Sources in Lesotho say a potentially devastating conflict, with factions taking arms on behalf of political parties, remains a real possibility. It is also worth recording that, in advance of this week's march on the royal palace, Lesotho's police commissioner gave orders that roadblocks be set up on routes into Maseru.
Orders were that, while ordinary traffic be allowed through, protesters in buses should be turned back. The fact that his orders were not carried out says much about where the hearts of many security forces members lie. Buses were cursorily stopped, but then allowed through.Meanwhile the opposition is calling on Letsie to exercise his constitutional right to intervene and forestall a crisis. This week they handed over a memorandum presenting the evidence of electoral fraud, and "imploring" the king to "intervene with the aim of pronouncing Your Majesty's findings on the authenticity of the 1998 general elections".
Letsie has been reluctant to do this.
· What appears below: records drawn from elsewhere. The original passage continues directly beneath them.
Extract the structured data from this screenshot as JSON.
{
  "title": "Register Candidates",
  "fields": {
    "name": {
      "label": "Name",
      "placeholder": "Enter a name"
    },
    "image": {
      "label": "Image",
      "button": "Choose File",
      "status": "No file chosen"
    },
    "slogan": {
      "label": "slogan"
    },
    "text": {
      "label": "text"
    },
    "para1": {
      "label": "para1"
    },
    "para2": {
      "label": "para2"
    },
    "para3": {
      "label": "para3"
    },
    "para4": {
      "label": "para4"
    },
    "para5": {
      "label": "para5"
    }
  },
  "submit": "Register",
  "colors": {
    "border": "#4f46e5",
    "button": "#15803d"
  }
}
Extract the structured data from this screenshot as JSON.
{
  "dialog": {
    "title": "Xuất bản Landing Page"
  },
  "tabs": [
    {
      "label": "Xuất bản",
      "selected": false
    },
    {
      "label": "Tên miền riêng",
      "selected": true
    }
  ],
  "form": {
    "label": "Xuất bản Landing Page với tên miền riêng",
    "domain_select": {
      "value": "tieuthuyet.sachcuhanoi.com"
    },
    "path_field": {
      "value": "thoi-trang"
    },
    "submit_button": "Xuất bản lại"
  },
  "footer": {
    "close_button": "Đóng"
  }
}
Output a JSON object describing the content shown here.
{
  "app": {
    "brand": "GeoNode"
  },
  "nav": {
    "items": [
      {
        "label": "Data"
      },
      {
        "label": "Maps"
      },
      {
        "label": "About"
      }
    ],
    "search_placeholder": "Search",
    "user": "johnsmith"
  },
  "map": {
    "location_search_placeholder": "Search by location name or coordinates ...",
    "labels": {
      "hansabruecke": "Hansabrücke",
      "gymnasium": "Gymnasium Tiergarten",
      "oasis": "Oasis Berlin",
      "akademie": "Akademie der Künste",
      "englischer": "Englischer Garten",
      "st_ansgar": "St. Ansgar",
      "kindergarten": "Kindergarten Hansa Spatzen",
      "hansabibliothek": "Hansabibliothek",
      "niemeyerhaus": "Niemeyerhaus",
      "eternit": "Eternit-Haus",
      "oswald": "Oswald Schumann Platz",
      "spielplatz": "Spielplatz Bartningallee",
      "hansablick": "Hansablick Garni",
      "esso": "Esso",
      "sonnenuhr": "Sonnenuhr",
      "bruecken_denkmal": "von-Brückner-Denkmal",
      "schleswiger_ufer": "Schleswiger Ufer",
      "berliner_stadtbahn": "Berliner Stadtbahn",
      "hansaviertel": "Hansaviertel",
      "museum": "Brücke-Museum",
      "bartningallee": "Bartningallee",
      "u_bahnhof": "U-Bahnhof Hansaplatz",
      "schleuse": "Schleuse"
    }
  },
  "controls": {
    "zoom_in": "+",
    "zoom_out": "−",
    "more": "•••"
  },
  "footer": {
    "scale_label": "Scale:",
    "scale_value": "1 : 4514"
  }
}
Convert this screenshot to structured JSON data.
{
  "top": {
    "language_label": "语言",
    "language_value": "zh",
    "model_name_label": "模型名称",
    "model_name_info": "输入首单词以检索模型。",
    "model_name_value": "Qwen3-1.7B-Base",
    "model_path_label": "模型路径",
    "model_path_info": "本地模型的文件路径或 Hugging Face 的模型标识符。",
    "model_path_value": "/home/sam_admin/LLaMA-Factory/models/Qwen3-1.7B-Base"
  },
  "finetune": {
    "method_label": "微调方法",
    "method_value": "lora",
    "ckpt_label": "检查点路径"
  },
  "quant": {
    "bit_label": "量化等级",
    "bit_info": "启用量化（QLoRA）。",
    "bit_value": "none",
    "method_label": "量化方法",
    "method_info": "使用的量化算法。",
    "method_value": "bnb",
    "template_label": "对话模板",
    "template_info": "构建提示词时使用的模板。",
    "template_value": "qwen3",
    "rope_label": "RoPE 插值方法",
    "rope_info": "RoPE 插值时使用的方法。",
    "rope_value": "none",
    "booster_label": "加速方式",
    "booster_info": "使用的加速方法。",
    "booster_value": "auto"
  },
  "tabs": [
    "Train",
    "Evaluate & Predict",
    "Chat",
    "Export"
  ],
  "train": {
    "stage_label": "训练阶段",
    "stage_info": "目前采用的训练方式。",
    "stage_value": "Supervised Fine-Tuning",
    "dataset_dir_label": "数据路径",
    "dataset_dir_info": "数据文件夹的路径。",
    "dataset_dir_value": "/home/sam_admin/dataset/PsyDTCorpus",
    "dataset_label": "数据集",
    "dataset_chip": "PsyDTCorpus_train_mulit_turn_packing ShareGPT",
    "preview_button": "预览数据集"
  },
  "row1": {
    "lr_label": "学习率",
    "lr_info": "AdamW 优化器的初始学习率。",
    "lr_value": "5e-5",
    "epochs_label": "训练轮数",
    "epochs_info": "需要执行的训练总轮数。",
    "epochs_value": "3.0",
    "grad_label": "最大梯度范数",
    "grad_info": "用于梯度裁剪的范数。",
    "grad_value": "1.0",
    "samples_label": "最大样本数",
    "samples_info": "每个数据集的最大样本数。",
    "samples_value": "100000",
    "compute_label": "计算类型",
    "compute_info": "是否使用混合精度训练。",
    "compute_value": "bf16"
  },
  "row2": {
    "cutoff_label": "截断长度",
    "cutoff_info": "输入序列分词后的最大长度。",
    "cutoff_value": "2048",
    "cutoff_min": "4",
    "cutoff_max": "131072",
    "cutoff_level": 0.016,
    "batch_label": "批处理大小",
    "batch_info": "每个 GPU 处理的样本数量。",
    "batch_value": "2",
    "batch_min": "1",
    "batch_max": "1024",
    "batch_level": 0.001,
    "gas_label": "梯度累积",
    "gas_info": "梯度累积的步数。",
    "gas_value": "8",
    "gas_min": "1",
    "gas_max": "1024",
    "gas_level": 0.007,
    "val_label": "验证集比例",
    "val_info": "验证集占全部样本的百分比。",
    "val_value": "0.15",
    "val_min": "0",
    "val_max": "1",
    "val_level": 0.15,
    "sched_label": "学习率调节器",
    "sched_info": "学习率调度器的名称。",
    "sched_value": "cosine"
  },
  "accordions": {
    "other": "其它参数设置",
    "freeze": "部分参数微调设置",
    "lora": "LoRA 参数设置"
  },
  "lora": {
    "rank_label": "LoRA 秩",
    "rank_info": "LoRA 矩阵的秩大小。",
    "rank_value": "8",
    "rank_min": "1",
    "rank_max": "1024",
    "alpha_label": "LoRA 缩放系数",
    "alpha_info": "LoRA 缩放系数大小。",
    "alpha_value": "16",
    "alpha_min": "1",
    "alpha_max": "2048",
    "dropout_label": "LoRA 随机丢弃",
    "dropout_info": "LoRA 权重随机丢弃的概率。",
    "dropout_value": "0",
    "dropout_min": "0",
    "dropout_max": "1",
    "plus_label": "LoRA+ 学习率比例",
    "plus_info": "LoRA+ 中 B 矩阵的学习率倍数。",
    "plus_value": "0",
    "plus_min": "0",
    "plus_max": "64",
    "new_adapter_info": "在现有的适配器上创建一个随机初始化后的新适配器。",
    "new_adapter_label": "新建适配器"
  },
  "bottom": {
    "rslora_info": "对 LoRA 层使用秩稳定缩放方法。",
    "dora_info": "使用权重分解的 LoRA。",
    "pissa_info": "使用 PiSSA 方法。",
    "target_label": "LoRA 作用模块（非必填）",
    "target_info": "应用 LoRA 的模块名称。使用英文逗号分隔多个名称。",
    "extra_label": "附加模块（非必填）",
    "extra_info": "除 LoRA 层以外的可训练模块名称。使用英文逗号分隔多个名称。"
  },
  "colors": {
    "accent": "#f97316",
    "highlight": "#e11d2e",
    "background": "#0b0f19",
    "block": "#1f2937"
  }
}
Earlier involvements in the politics of the day led to his banishment and the withholding of his crown, and as yet no official agency of state has formally asked him to exercise his constitutional right to annul the elections.
With the king's hands still tied, the best hope of a resolution lies in Harare this weekend, where President Nelson Mandela is meeting Zimbabwe's President Robert Mugabe on issues of regional security.
Both leaders have been appraised of the situation, and requests have been forwarded from various parties that the Southern African Development Communities guarantee not only stability in a potentially explosive time, but also the fairness of the re-elections for which the Basotho are agitating.-- Electronic Mail&Guardian, August 7, 1998.